Top of DATA UNDER STUDY

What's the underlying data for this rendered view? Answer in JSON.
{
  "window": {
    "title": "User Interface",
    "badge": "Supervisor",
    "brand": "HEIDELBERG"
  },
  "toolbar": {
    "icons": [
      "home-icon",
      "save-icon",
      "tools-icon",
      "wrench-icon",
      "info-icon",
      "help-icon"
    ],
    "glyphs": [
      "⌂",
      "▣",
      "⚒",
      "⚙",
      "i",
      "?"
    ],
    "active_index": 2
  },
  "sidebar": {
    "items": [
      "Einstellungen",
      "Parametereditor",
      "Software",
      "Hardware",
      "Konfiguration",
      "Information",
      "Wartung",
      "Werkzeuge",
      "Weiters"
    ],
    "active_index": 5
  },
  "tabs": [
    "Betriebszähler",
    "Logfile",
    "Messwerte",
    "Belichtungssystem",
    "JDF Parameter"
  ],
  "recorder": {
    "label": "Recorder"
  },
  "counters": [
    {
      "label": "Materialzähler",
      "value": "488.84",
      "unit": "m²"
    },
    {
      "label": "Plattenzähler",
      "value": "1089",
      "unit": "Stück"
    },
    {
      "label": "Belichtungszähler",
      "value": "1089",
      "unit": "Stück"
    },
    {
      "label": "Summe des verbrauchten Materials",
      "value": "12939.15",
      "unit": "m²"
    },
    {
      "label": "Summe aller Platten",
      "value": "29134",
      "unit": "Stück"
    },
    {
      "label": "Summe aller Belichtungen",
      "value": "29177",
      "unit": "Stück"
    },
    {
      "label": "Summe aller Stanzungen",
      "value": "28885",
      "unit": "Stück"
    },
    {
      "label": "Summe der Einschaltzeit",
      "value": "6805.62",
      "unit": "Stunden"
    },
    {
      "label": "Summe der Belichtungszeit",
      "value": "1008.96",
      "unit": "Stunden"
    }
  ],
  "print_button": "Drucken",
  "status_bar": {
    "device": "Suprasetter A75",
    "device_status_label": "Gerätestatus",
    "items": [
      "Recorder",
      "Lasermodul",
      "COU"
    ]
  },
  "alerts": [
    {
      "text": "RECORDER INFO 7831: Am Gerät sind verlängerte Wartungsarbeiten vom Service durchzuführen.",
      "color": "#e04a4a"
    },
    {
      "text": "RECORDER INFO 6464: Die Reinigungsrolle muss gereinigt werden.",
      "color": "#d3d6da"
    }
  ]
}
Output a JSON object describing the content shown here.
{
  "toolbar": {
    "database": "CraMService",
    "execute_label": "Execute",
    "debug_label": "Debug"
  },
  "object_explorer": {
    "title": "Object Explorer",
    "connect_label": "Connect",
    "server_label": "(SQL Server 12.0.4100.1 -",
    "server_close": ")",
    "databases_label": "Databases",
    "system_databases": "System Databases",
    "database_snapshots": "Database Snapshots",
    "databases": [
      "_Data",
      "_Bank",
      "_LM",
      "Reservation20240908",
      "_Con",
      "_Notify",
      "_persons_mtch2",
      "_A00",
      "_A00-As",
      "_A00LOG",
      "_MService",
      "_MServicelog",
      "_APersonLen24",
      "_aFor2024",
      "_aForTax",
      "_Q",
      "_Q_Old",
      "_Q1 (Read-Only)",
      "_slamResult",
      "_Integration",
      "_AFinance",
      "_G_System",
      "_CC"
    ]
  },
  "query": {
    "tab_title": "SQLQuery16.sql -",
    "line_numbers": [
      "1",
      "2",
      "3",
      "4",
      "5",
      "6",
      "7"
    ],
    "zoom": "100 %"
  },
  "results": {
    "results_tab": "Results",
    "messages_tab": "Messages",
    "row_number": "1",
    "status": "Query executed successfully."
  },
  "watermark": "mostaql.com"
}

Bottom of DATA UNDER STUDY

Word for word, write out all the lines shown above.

What's the underlying data for this rendered view? Answer in JSON.
{
  "window": {
    "title": "User Interface",
    "badge": "Supervisor",
    "brand": "HEIDELBERG"
  },
  "toolbar": {
    "icons": [
      "home-icon",
      "save-icon",
      "tools-icon",
      "wrench-icon",
      "info-icon",
      "help-icon"
    ],
    "glyphs": [
      "⌂",
      "▣",
      "⚒",
      "⚙",
      "i",
      "?"
    ],
    "active_index": 2
  },
  "sidebar": {
    "items": [
      "Einstellungen",
      "Parametereditor",
      "Software",
      "Hardware",
      "Konfiguration",
      "Information",
      "Wartung",
      "Werkzeuge",
      "Weiters"
    ],
    "active_index": 5
  },
  "tabs": [
    "Betriebszähler",
    "Logfile",
    "Messwerte",
    "Belichtungssystem",
    "JDF Parameter"
  ],
  "recorder": {
    "label": "Recorder"
  },
  "counters": [
    {
      "label": "Materialzähler",
      "value": "488.84",
      "unit": "m²"
    },
    {
      "label": "Plattenzähler",
      "value": "1089",
      "unit": "Stück"
    },
    {
      "label": "Belichtungszähler",
      "value": "1089",
      "unit": "Stück"
    },
    {
      "label": "Summe des verbrauchten Materials",
      "value": "12939.15",
      "unit": "m²"
    },
    {
      "label": "Summe aller Platten",
      "value": "29134",
      "unit": "Stück"
    },
    {
      "label": "Summe aller Belichtungen",
      "value": "29177",
      "unit": "Stück"
    },
    {
      "label": "Summe aller Stanzungen",
      "value": "28885",
      "unit": "Stück"
    },
    {
      "label": "Summe der Einschaltzeit",
      "value": "6805.62",
      "unit": "Stunden"
    },
    {
      "label": "Summe der Belichtungszeit",
      "value": "1008.96",
      "unit": "Stunden"
    }
  ],
  "print_button": "Drucken",
  "status_bar": {
    "device": "Suprasetter A75",
    "device_status_label": "Gerätestatus",
    "items": [
      "Recorder",
      "Lasermodul",
      "COU"
    ]
  },
  "alerts": [
    {
      "text": "RECORDER INFO 7831: Am Gerät sind verlängerte Wartungsarbeiten vom Service durchzuführen.",
      "color": "#e04a4a"
    },
    {
      "text": "RECORDER INFO 6464: Die Reinigungsrolle muss gereinigt werden.",
      "color": "#d3d6da"
    }
  ]
}
Output a JSON object describing the content shown here.
{
  "toolbar": {
    "database": "CraMService",
    "execute_label": "Execute",
    "debug_label": "Debug"
  },
  "object_explorer": {
    "title": "Object Explorer",
    "connect_label": "Connect",
    "server_label": "(SQL Server 12.0.4100.1 -",
    "server_close": ")",
    "databases_label": "Databases",
    "system_databases": "System Databases",
    "database_snapshots": "Database Snapshots",
    "databases": [
      "_Data",
      "_Bank",
      "_LM",
      "Reservation20240908",
      "_Con",
      "_Notify",
      "_persons_mtch2",
      "_A00",
      "_A00-As",
      "_A00LOG",
      "_MService",
      "_MServicelog",
      "_APersonLen24",
      "_aFor2024",
      "_aForTax",
      "_Q",
      "_Q_Old",
      "_Q1 (Read-Only)",
      "_slamResult",
      "_Integration",
      "_AFinance",
      "_G_System",
      "_CC"
    ]
  },
  "query": {
    "tab_title": "SQLQuery16.sql -",
    "line_numbers": [
      "1",
      "2",
      "3",
      "4",
      "5",
      "6",
      "7"
    ],
    "zoom": "100 %"
  },
  "results": {
    "results_tab": "Results",
    "messages_tab": "Messages",
    "row_number": "1",
    "status": "Query executed successfully."
  },
  "watermark": "mostaql.com"
}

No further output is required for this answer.